__Exercise directions__
Reproduce the records that follow in full, excluding any picture they contain.

__Records excerpted from a collection__

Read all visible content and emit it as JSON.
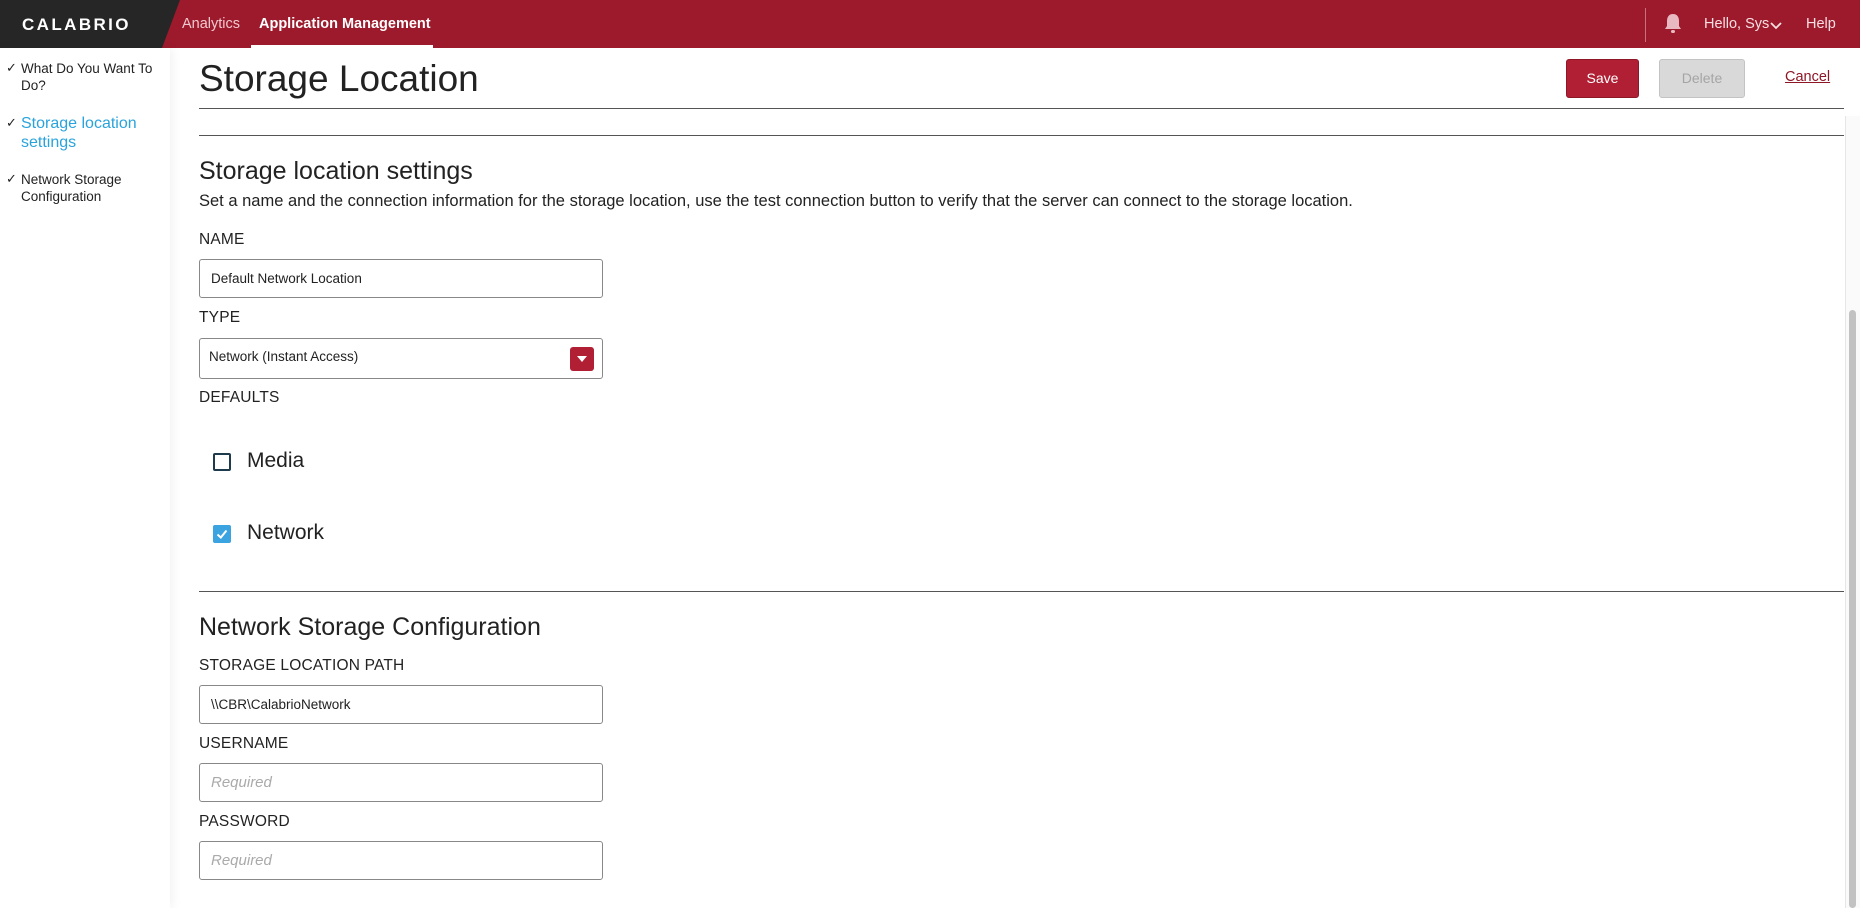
{
  "brand": {
    "logo_text": "CALABRIO",
    "accent_color": "#9d1a2c",
    "link_color": "#2aa3dc"
  },
  "topnav": {
    "items": [
      {
        "label": "Analytics",
        "active": false
      },
      {
        "label": "Application Management",
        "active": true
      }
    ],
    "notifications_icon": "bell-icon",
    "user_label": "Hello, Sys",
    "help_label": "Help"
  },
  "wizard": {
    "steps": [
      {
        "label": "What Do You Want To Do?",
        "checked": true,
        "active": false
      },
      {
        "label": "Storage location settings",
        "checked": true,
        "active": true
      },
      {
        "label": "Network Storage Configuration",
        "checked": true,
        "active": false
      }
    ]
  },
  "header": {
    "title": "Storage Location",
    "save_label": "Save",
    "delete_label": "Delete",
    "delete_disabled": true,
    "cancel_label": "Cancel"
  },
  "settings": {
    "title": "Storage location settings",
    "description": "Set a name and the connection information for the storage location, use the test connection button to verify that the server can connect to the storage location.",
    "name_label": "NAME",
    "name_value": "Default Network Location",
    "type_label": "TYPE",
    "type_value": "Network (Instant Access)",
    "defaults_label": "DEFAULTS",
    "defaults": [
      {
        "label": "Media",
        "checked": false
      },
      {
        "label": "Network",
        "checked": true
      }
    ]
  },
  "network": {
    "title": "Network Storage Configuration",
    "path_label": "STORAGE LOCATION PATH",
    "path_value": "\\\\CBR\\CalabrioNetwork",
    "username_label": "USERNAME",
    "username_placeholder": "Required",
    "username_value": "",
    "password_label": "PASSWORD",
    "password_placeholder": "Required",
    "password_value": ""
  }
}
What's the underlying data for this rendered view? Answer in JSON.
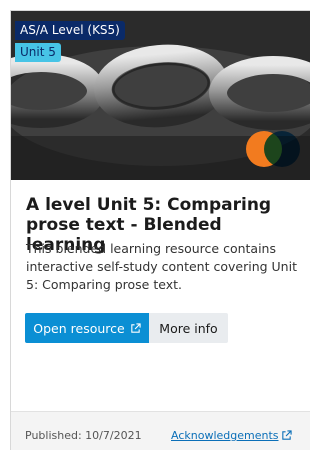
{
  "card": {
    "tags": {
      "level": "AS/A Level (KS5)",
      "unit": "Unit 5"
    },
    "hero_image": "chain-links-photo",
    "logo": "two-circle-logo",
    "title": "A level Unit 5: Comparing prose text - Blended learning",
    "description": "This blended learning resource contains interactive self-study content covering Unit 5: Comparing prose text.",
    "buttons": {
      "open": "Open resource",
      "more": "More info"
    },
    "footer": {
      "published": "Published: 10/7/2021",
      "acknowledgements": "Acknowledgements"
    }
  },
  "colors": {
    "level_tag": "#0a2a68",
    "unit_tag": "#47c4e6",
    "primary_button": "#0b8fd4",
    "secondary_button": "#e9ecef",
    "link": "#0b6fb8",
    "logo_orange": "#f27b1f",
    "logo_blue": "#1e8fe0"
  },
  "icons": {
    "open_external": "external-link-icon",
    "ack_external": "external-link-icon"
  }
}
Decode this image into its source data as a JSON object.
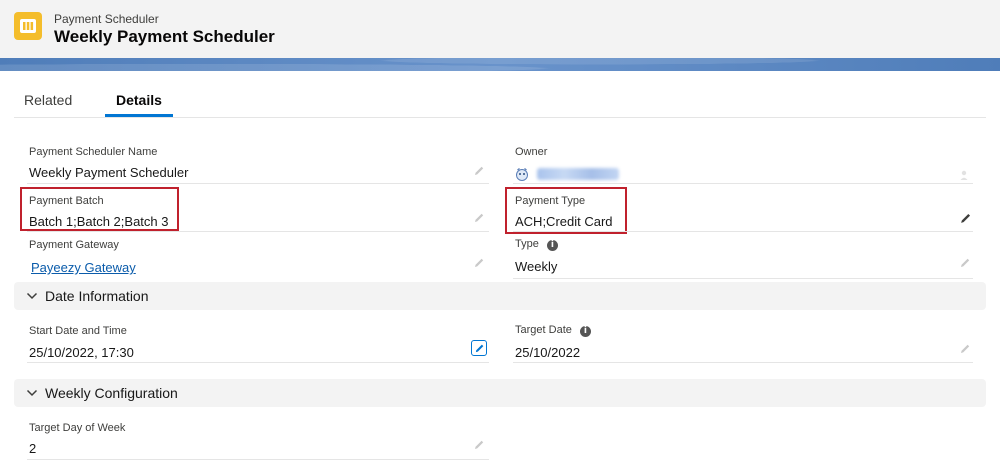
{
  "header": {
    "object_label": "Payment Scheduler",
    "record_title": "Weekly Payment Scheduler",
    "app_icon": "scheduler-app-icon",
    "accent_color": "#f4bd2b"
  },
  "tabs": [
    {
      "label": "Related",
      "active": false
    },
    {
      "label": "Details",
      "active": true
    }
  ],
  "details": {
    "scheduler_name": {
      "label": "Payment Scheduler Name",
      "value": "Weekly Payment Scheduler"
    },
    "owner": {
      "label": "Owner",
      "value_redacted": true
    },
    "payment_batch": {
      "label": "Payment Batch",
      "value": "Batch 1;Batch 2;Batch 3",
      "highlighted": true
    },
    "payment_type": {
      "label": "Payment Type",
      "value": "ACH;Credit Card",
      "highlighted": true
    },
    "payment_gateway": {
      "label": "Payment Gateway",
      "value": "Payeezy Gateway"
    },
    "type": {
      "label": "Type",
      "value": "Weekly"
    }
  },
  "sections": {
    "date_information": {
      "title": "Date Information",
      "start_date": {
        "label": "Start Date and Time",
        "value": "25/10/2022, 17:30"
      },
      "target_date": {
        "label": "Target Date",
        "value": "25/10/2022"
      }
    },
    "weekly_configuration": {
      "title": "Weekly Configuration",
      "target_day": {
        "label": "Target Day of Week",
        "value": "2"
      }
    }
  },
  "colors": {
    "brand_blue": "#0176d3",
    "link": "#0b5cab",
    "highlight_border": "#c0212d"
  }
}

__Finished task__
Read all visible content and emit it as JSON.
{
  "brand": {
    "logo_text": "CALABRIO",
    "accent_color": "#9d1a2c",
    "link_color": "#2aa3dc"
  },
  "topnav": {
    "items": [
      {
        "label": "Analytics",
        "active": false
      },
      {
        "label": "Application Management",
        "active": true
      }
    ],
    "notifications_icon": "bell-icon",
    "user_label": "Hello, Sys",
    "help_label": "Help"
  },
  "wizard": {
    "steps": [
      {
        "label": "What Do You Want To Do?",
        "checked": true,
        "active": false
      },
      {
        "label": "Storage location settings",
        "checked": true,
        "active": true
      },
      {
        "label": "Network Storage Configuration",
        "checked": true,
        "active": false
      }
    ]
  },
  "header": {
    "title": "Storage Location",
    "save_label": "Save",
    "delete_label": "Delete",
    "delete_disabled": true,
    "cancel_label": "Cancel"
  },
  "settings": {
    "title": "Storage location settings",
    "description": "Set a name and the connection information for the storage location, use the test connection button to verify that the server can connect to the storage location.",
    "name_label": "NAME",
    "name_value": "Default Network Location",
    "type_label": "TYPE",
    "type_value": "Network (Instant Access)",
    "defaults_label": "DEFAULTS",
    "defaults": [
      {
        "label": "Media",
        "checked": false
      },
      {
        "label": "Network",
        "checked": true
      }
    ]
  },
  "network": {
    "title": "Network Storage Configuration",
    "path_label": "STORAGE LOCATION PATH",
    "path_value": "\\\\CBR\\CalabrioNetwork",
    "username_label": "USERNAME",
    "username_placeholder": "Required",
    "username_value": "",
    "password_label": "PASSWORD",
    "password_placeholder": "Required",
    "password_value": ""
  }
}
What's the underlying data for this rendered view? Answer in JSON.
{
  "card": {
    "tags": {
      "level": "AS/A Level (KS5)",
      "unit": "Unit 5"
    },
    "hero_image": "chain-links-photo",
    "logo": "two-circle-logo",
    "title": "A level Unit 5: Comparing prose text - Blended learning",
    "description": "This blended learning resource contains interactive self-study content covering Unit 5: Comparing prose text.",
    "buttons": {
      "open": "Open resource",
      "more": "More info"
    },
    "footer": {
      "published": "Published: 10/7/2021",
      "acknowledgements": "Acknowledgements"
    }
  },
  "colors": {
    "level_tag": "#0a2a68",
    "unit_tag": "#47c4e6",
    "primary_button": "#0b8fd4",
    "secondary_button": "#e9ecef",
    "link": "#0b6fb8",
    "logo_orange": "#f27b1f",
    "logo_blue": "#1e8fe0"
  },
  "icons": {
    "open_external": "external-link-icon",
    "ack_external": "external-link-icon"
  }
}
Decode this image into its source data as a JSON object.
{
  "header": {
    "object_label": "Payment Scheduler",
    "record_title": "Weekly Payment Scheduler",
    "app_icon": "scheduler-app-icon",
    "accent_color": "#f4bd2b"
  },
  "tabs": [
    {
      "label": "Related",
      "active": false
    },
    {
      "label": "Details",
      "active": true
    }
  ],
  "details": {
    "scheduler_name": {
      "label": "Payment Scheduler Name",
      "value": "Weekly Payment Scheduler"
    },
    "owner": {
      "label": "Owner",
      "value_redacted": true
    },
    "payment_batch": {
      "label": "Payment Batch",
      "value": "Batch 1;Batch 2;Batch 3",
      "highlighted": true
    },
    "payment_type": {
      "label": "Payment Type",
      "value": "ACH;Credit Card",
      "highlighted": true
    },
    "payment_gateway": {
      "label": "Payment Gateway",
      "value": "Payeezy Gateway"
    },
    "type": {
      "label": "Type",
      "value": "Weekly"
    }
  },
  "sections": {
    "date_information": {
      "title": "Date Information",
      "start_date": {
        "label": "Start Date and Time",
        "value": "25/10/2022, 17:30"
      },
      "target_date": {
        "label": "Target Date",
        "value": "25/10/2022"
      }
    },
    "weekly_configuration": {
      "title": "Weekly Configuration",
      "target_day": {
        "label": "Target Day of Week",
        "value": "2"
      }
    }
  },
  "colors": {
    "brand_blue": "#0176d3",
    "link": "#0b5cab",
    "highlight_border": "#c0212d"
  }
}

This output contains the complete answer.